the reader with a reading of Locke that is convincing (at least, for someone like me who hasn't read any Locke in over 15 years) and disturbing. What I find disturbing about reading some of the Straussians sometimes is that it makes some of the scholars that I have read or studied with seem sloppy or, worse, lazy.
One example would be Pangle's approach to Locke's First Treatise. Some interpreters and many teachers of Locke completely blow off this book. Pangle reads it as being the Lockean equivalent of Spinoza's Theologico-political Treatise(p. 135). In other words, he sees it as an important attempt to criticize the traditional understanding of the Bible and to use rationality as the guideline for doing so. This undermining of traditional readings of the Bible is read by Pangle as essential to understanding Locke's ideas on property, on natural law and on education.

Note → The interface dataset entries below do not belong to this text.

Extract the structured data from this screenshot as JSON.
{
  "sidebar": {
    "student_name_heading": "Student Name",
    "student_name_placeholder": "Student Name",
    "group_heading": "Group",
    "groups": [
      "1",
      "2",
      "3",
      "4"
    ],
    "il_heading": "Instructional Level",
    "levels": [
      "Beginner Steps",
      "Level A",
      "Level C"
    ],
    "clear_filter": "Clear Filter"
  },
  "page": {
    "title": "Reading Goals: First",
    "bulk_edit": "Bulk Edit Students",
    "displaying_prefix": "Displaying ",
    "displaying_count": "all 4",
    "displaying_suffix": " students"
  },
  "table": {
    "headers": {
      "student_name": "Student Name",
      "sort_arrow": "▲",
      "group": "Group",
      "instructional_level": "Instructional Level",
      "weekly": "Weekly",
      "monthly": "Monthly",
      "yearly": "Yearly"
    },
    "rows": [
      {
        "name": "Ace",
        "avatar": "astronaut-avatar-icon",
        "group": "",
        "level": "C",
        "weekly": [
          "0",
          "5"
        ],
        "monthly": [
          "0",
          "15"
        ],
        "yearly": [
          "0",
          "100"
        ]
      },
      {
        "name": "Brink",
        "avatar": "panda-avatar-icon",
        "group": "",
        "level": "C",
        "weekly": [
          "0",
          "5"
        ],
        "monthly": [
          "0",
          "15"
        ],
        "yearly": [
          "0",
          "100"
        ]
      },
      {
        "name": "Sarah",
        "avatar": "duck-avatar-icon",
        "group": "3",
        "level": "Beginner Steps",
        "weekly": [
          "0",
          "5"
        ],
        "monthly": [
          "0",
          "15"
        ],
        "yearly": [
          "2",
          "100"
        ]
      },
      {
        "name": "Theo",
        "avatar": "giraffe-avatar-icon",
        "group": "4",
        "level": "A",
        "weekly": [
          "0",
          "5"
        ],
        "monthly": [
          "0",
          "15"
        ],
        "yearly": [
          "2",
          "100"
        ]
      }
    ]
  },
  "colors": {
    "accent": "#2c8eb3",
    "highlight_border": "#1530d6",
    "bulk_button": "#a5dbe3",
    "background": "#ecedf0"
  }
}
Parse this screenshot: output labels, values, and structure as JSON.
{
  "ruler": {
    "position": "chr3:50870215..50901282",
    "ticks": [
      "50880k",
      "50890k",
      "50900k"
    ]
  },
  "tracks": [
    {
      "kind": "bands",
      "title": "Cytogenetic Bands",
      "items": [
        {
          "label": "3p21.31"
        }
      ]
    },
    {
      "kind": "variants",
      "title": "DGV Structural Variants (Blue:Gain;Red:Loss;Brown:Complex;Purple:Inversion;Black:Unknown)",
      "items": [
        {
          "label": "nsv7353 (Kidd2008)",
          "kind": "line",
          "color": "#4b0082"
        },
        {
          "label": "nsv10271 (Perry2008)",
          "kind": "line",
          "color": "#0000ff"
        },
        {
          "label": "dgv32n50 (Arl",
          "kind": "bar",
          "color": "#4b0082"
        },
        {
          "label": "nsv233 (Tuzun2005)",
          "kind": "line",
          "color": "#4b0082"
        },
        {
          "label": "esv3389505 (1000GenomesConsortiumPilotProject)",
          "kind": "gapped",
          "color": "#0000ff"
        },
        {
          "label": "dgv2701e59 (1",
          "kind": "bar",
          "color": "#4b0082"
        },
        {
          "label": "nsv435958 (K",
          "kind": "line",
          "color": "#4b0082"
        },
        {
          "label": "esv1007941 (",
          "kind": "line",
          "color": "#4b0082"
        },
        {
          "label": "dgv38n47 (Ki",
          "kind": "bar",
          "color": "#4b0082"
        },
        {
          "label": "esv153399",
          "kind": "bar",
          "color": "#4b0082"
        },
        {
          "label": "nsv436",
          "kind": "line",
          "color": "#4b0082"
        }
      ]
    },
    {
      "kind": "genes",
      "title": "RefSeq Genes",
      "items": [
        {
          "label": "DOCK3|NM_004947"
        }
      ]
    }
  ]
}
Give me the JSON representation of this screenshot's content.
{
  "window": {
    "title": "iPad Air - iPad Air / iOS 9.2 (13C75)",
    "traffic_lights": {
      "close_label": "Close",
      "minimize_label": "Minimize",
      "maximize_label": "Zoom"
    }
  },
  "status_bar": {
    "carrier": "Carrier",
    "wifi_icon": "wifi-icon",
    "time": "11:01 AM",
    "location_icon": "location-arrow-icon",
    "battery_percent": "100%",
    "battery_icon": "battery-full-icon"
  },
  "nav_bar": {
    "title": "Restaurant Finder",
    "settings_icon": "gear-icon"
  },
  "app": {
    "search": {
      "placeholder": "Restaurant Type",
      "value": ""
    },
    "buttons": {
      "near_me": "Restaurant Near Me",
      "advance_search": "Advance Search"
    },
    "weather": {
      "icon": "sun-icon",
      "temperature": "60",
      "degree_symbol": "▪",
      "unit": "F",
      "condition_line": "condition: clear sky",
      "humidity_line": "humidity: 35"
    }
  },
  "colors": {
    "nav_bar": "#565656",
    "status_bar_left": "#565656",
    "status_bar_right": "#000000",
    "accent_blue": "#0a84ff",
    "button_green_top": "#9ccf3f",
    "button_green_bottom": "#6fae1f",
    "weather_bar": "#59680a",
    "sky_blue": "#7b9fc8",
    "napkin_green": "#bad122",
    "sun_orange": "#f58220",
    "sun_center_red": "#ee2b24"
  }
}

Another strength of Pangle's approach to reading Locke is that it is based on Locke's own suggestions about how to interpret difficult thinkers (see p.137 for a good example but there are many others).
I have two arguments with Pangle's interpretation. First, it seems to lead inevitably to the conclusion that Locke was so close to being an atheist that the only way we can save his religion is to declare him something like a weak Deist. Pangle resists the direction of his own reading (see his statement on p. 149).
The second argument is one that I have with Straussians in general. Part of the power of Leo Strauss' thought is that it provides an overarching narrative to the entire history of Western (and some non-Western)political thought. It talks about the differences between the ancients and the moderns and locates the developing breach in Machiavelli-Bacon-Descartes-Spinoza-Locke. It culminates in the baleful influence on Western thought of Nietzsche and Heidegger. It then suggests that if we just listen to our boy Leo that we (or at least, the more philosophical among us) might be able to focus once again on the perennial questions that are really the only ones worth asking. By providing that overarching narrative, it seems to me as if sometimes Straussians sometimes read all of philosophical history as leading up to Strauss. He seems to serve the same function in his own philosophy as Hegel did in his. Along the way, many great philosophers become versions of Strauss.
I think there is a little of this tendency in this book. On the other hand, it has been a long time since I really studied Locke. One thing I will give Pangle- he has really read everything Locke wrote and tries to see it as a piece. And he has the gift of any great scholar- he makes me want to go back and read Locke again. Until I undertake that project, I suspect I will find myself very much relying on his interpretation of Locke.
I have gone on about Pangle on Locke because the greater part of his book is devoted to his reading of Locke. But he also earlier provides us with convincing Lockean readings of Trenchard and Gordon, Jefferson, Madison and Wilson.
In sum, while I have some reservations about the method of intellectual historigraphy that was developed by Strauss, that I have to admit that some of the best writing that I have read on the Founders in the last few years have been by Straussians- Rahe, Zuckert (who I am currently working through), Pangle and Hiram Caton (see his altogether amazing The Politics of Progress). I think that if you combine their work with reading the books of Jonathan Isreal on the Enlightenment that you will have a pretty good understanding of the political philosophy of the period. Whether or not that understanding leads you to being part of a philosophical elite perenially pondering the realtion between revelation and reason is up to you. Me, I'm still thinking about how to get rid of Bush.